┌──

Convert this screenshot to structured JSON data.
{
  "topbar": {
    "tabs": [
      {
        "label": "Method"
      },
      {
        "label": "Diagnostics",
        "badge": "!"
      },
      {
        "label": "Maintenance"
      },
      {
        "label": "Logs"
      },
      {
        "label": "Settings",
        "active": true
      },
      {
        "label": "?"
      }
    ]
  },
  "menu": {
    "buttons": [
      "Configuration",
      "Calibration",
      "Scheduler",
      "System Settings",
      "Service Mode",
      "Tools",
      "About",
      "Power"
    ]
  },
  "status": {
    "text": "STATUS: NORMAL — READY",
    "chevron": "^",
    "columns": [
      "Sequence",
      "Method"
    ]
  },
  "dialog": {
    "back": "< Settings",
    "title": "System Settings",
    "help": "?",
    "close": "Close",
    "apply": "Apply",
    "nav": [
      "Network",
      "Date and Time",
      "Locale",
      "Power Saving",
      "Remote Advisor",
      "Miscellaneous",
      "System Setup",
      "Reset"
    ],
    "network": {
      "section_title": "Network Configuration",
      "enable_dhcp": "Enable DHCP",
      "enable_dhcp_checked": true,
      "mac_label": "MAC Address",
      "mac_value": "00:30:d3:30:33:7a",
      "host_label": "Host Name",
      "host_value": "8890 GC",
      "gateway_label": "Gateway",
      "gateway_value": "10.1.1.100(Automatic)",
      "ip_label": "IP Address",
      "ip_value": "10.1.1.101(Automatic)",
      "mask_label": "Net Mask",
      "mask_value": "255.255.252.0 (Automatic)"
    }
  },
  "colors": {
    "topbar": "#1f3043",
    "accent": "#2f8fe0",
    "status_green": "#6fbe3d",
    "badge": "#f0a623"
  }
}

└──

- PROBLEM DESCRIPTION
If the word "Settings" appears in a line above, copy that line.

- ANSWER BELOW
        "label": "Settings",
      "System Settings",
    "back": "< Settings",
    "title": "System Settings",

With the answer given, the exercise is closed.